The reply should contain every entry below exactly as written, with no images.

- [Available records]:

--

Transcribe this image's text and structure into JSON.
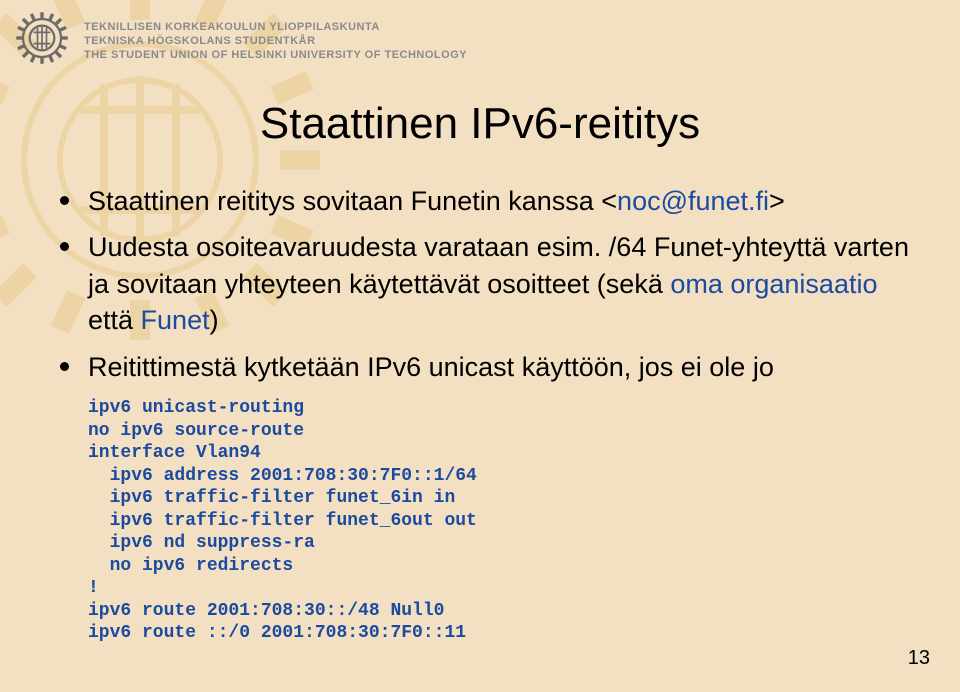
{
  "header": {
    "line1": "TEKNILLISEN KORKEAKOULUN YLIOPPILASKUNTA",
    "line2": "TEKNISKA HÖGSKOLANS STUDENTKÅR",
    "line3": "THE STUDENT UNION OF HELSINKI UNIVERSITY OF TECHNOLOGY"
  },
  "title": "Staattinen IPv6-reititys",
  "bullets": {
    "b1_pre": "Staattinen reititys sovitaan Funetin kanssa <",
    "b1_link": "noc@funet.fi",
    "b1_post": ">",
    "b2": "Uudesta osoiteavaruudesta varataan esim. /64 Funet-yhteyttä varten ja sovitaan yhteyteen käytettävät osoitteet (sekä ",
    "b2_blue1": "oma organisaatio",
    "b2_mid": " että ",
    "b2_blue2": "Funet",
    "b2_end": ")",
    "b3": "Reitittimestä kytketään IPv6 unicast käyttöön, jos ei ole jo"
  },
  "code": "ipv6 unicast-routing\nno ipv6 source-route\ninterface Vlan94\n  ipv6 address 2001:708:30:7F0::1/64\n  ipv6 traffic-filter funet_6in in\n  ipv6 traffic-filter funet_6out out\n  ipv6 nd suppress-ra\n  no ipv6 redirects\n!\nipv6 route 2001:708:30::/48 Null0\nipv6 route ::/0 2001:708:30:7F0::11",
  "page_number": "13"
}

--

- [Response to this exercise]:
Transcribe this image's text and structure into JSON.
{
  "header": {
    "line1": "TEKNILLISEN KORKEAKOULUN YLIOPPILASKUNTA",
    "line2": "TEKNISKA HÖGSKOLANS STUDENTKÅR",
    "line3": "THE STUDENT UNION OF HELSINKI UNIVERSITY OF TECHNOLOGY"
  },
  "title": "Staattinen IPv6-reititys",
  "bullets": {
    "b1_pre": "Staattinen reititys sovitaan Funetin kanssa <",
    "b1_link": "noc@funet.fi",
    "b1_post": ">",
    "b2": "Uudesta osoiteavaruudesta varataan esim. /64 Funet-yhteyttä varten ja sovitaan yhteyteen käytettävät osoitteet (sekä ",
    "b2_blue1": "oma organisaatio",
    "b2_mid": " että ",
    "b2_blue2": "Funet",
    "b2_end": ")",
    "b3": "Reitittimestä kytketään IPv6 unicast käyttöön, jos ei ole jo"
  },
  "code": "ipv6 unicast-routing\nno ipv6 source-route\ninterface Vlan94\n  ipv6 address 2001:708:30:7F0::1/64\n  ipv6 traffic-filter funet_6in in\n  ipv6 traffic-filter funet_6out out\n  ipv6 nd suppress-ra\n  no ipv6 redirects\n!\nipv6 route 2001:708:30::/48 Null0\nipv6 route ::/0 2001:708:30:7F0::11",
  "page_number": "13"
}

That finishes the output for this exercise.